Disinformation and distrust online are set to take a turn for the worst. Rapid advances in creating fake audio and video have made possible the production of “deep fakes.”

Lexie Ehlers
For The Record

Deep fakes are highly realistic and difficult-to-detect depictions of real people doing or saying things they never said or did. As this technology spreads, the ability to produce false, yet believable, video and audio content will come within reach of a vast array of governments, actors, and individuals. As a result, the ability to advance lies using hyper-realistic fake evidence is certain to have a great social impact.

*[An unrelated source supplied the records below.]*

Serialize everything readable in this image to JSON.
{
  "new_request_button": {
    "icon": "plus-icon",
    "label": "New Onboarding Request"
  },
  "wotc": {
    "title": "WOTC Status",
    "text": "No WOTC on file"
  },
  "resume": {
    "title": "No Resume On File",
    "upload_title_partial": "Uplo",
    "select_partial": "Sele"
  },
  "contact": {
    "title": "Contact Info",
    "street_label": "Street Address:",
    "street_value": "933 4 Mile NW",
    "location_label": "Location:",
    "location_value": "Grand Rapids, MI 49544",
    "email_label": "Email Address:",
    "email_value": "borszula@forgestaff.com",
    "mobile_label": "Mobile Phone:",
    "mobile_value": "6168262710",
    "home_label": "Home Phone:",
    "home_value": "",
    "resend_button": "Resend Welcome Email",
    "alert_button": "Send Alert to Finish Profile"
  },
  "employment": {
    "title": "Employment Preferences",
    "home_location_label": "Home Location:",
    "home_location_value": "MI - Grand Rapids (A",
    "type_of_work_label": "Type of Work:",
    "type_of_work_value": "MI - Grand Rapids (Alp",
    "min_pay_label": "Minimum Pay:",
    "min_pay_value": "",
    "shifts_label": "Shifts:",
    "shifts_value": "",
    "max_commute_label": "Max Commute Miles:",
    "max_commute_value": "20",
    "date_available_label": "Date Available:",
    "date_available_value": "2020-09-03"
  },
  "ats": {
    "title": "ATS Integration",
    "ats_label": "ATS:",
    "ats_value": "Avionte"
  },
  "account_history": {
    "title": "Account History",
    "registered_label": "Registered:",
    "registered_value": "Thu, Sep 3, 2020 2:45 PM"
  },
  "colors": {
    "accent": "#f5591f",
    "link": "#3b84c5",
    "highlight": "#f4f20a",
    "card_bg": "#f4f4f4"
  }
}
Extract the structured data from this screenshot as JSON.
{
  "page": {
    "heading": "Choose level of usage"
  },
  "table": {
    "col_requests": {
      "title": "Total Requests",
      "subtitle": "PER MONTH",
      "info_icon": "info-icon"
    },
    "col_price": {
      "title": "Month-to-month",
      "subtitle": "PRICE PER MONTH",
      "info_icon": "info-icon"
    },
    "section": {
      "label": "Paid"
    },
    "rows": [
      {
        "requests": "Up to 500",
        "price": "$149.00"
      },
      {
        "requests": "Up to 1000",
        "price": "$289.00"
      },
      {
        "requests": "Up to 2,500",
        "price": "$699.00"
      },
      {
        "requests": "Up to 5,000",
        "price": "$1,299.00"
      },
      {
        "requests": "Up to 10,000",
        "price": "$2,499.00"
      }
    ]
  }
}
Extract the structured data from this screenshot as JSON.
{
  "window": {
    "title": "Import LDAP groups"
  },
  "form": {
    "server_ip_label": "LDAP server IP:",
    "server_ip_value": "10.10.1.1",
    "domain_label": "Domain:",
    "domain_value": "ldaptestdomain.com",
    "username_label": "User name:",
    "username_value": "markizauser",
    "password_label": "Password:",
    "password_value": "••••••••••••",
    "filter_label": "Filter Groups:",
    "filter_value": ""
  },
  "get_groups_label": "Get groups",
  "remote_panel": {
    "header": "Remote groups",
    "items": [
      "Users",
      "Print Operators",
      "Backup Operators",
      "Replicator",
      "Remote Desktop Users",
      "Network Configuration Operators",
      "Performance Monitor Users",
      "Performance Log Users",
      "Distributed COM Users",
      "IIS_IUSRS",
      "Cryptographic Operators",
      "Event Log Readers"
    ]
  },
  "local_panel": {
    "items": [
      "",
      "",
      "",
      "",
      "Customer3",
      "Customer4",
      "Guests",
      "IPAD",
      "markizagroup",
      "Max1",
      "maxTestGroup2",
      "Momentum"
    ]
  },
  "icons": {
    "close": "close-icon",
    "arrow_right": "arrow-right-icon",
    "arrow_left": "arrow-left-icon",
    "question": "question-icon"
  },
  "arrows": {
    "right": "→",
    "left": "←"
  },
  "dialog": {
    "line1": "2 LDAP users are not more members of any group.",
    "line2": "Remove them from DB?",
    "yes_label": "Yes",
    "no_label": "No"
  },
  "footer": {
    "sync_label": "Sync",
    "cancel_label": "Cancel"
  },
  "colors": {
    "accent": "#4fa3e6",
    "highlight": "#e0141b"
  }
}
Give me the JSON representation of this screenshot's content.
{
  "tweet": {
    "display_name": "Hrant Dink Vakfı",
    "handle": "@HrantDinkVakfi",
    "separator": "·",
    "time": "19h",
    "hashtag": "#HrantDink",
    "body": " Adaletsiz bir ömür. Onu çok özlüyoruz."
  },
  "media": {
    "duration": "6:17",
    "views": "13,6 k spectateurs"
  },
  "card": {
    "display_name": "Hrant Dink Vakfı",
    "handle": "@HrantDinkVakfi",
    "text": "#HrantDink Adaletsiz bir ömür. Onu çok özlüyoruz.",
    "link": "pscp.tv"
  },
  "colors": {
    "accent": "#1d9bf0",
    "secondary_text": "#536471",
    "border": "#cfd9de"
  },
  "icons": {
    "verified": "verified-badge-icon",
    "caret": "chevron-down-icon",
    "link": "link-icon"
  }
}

    For decades, it has been possible to edit and manipulate video footage, but doing so took time, highly skilled artists, and a large amount of money. Deep fake technology could completely change the game. As it develops and prospers, anyone could have the ability to make a convincing fake video, including people who might seek to weaponize it for political or other spiteful purposes.

    The deep fake technology is now on the United States government’s radar. The Pentagon, through the Defense Advanced Research Projects Agency (DARPA), is working with several of the country’s most prominent research institutions to get ahead of deep fakes. However, in order to spot deep fakes, you first have to make them. This takes place at the University of Colorado located in Denver, where researchers working on the DARPA program are trying to create convincing deep fake video. The video they create will later be used by other researchers who are developing technology to detect what is real and fake.

    A thousand miles west of Denver, a team in Menlo Park, California is developing the second component to DARPA’s program: technology to spot deep fakes. By feeding computers examples of real videos as well as the fakes, these researchers are training computers to detect deep fake videos. Training computers to recognize visual inconsistencies is one way researchers are working to detect deep fakes, but deciphering real audio from fake is a bit more challenging.

    For more than a century, audio and video have functioned as our bedrock of truth. Not only have sound and images recorded our history, but they have also informed and shaped our perception of reality. Some people already question facts around events that unquestionably happened, such as the moon landing and 9/11, despite video proof. If deep fakes make people believe they cannot trust video, the problems of misinformation and conspiracy theories could worsen. While experts say deep fake technology is not yet sophisticated enough to fake large-scale historical events, they worry the deep fake videos could alter our trust in audio and video in the future. For years, technology has allowed us to make it look as if anyone has said or done anything, but now it is easier than ever. What happens when we can no longer trust our eyes or our ears?